● **Available data**
****************

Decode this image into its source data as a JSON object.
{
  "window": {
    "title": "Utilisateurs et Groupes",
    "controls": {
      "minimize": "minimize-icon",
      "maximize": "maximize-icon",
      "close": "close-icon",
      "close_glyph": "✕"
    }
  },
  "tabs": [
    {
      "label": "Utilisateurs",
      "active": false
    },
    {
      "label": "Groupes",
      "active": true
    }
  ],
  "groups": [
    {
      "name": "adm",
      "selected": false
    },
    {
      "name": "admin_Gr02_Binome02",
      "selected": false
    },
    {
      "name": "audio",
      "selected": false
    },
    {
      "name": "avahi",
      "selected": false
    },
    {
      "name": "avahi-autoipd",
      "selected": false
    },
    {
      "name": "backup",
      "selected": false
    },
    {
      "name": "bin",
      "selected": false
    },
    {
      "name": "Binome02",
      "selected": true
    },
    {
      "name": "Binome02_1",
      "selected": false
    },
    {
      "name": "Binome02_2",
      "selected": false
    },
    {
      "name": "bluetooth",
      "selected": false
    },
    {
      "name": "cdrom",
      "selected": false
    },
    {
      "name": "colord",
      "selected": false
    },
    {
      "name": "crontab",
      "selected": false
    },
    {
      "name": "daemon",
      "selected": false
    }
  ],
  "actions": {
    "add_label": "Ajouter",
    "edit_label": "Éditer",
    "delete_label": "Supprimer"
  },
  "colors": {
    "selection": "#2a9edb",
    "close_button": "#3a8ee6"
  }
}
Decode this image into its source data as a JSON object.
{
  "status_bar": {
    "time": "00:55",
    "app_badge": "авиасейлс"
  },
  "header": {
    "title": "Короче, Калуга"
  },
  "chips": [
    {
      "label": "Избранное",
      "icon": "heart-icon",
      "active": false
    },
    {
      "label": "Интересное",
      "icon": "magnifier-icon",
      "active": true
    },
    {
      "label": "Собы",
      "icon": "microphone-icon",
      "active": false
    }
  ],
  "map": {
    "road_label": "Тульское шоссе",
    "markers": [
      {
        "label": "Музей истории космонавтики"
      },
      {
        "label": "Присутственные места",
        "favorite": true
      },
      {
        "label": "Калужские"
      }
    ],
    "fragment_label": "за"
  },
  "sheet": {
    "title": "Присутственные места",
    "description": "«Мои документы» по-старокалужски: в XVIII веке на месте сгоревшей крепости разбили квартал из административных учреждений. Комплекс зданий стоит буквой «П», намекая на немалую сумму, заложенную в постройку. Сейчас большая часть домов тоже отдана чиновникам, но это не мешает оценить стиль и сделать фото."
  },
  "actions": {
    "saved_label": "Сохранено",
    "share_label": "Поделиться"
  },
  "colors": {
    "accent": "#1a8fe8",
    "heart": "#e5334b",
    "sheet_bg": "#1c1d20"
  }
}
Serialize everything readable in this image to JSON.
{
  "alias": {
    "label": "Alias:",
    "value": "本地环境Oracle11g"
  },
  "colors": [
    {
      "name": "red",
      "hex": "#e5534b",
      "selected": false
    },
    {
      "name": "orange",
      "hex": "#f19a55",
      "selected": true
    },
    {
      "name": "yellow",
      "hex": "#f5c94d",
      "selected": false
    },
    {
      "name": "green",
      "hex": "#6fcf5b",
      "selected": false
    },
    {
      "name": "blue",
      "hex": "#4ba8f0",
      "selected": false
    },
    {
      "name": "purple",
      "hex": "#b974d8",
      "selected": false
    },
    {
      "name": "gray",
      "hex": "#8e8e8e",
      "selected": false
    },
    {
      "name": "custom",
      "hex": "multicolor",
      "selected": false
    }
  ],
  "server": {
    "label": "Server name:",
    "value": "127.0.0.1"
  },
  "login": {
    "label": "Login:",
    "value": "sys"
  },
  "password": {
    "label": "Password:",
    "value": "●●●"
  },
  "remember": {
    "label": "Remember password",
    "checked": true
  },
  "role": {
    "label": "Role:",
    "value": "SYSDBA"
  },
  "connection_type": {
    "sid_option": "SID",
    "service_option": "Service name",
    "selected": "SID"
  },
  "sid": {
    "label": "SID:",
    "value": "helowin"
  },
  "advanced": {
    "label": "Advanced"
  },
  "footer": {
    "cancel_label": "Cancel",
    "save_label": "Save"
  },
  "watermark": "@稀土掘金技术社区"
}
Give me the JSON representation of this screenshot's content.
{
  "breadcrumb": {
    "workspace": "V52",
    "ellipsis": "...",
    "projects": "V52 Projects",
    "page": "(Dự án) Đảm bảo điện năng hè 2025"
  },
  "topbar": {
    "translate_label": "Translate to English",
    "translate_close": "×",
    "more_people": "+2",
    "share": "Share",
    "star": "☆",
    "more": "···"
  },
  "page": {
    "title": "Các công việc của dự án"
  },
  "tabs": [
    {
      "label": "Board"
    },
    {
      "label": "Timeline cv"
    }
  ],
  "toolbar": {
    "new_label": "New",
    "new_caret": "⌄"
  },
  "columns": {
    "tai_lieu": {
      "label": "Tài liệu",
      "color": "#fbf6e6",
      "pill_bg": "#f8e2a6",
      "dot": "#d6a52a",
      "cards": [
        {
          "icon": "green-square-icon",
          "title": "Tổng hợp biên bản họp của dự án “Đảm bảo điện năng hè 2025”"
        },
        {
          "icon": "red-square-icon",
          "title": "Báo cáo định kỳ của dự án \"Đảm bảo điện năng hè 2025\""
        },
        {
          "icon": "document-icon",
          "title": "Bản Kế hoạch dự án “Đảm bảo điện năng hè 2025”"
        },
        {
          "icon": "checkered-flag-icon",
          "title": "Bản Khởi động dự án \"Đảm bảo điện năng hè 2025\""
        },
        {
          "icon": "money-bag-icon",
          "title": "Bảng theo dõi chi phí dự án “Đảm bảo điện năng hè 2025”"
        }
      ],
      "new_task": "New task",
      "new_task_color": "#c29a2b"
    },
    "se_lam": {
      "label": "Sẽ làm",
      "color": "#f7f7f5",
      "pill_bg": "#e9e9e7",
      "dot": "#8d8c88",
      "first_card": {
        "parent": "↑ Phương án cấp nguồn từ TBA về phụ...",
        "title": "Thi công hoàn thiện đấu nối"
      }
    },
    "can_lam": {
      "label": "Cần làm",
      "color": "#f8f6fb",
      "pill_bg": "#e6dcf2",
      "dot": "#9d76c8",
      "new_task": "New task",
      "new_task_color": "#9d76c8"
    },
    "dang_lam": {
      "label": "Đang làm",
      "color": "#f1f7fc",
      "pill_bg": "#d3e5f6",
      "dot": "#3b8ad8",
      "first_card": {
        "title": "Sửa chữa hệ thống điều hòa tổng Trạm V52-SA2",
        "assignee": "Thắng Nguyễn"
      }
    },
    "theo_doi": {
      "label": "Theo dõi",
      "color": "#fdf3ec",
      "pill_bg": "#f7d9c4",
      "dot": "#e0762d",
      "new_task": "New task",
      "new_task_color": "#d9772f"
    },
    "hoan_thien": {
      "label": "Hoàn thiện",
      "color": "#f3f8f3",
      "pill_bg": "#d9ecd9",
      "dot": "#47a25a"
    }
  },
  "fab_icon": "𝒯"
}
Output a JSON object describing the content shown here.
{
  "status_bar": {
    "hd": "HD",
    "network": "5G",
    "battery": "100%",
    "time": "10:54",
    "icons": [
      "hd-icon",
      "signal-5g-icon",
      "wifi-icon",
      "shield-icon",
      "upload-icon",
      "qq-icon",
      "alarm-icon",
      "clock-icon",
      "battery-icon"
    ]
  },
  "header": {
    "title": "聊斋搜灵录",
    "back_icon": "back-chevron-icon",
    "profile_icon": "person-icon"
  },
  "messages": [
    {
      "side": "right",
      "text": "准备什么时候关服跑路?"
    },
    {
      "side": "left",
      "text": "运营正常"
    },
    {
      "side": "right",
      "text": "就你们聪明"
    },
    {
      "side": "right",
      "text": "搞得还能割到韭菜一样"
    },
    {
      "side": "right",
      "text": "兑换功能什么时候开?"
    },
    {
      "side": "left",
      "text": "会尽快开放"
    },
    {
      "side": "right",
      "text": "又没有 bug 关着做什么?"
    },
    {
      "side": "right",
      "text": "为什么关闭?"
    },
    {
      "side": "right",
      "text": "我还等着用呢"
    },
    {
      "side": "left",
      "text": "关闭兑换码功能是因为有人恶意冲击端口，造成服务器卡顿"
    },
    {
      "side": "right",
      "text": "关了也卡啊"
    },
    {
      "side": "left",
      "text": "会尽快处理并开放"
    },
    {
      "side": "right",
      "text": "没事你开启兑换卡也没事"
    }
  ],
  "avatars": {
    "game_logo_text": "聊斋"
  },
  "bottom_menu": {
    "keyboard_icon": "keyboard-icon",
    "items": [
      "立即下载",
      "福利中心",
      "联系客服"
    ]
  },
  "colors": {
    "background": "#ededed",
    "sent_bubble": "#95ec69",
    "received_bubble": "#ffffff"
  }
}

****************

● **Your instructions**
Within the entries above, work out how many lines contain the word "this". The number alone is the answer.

● **Reply to the exercise**
4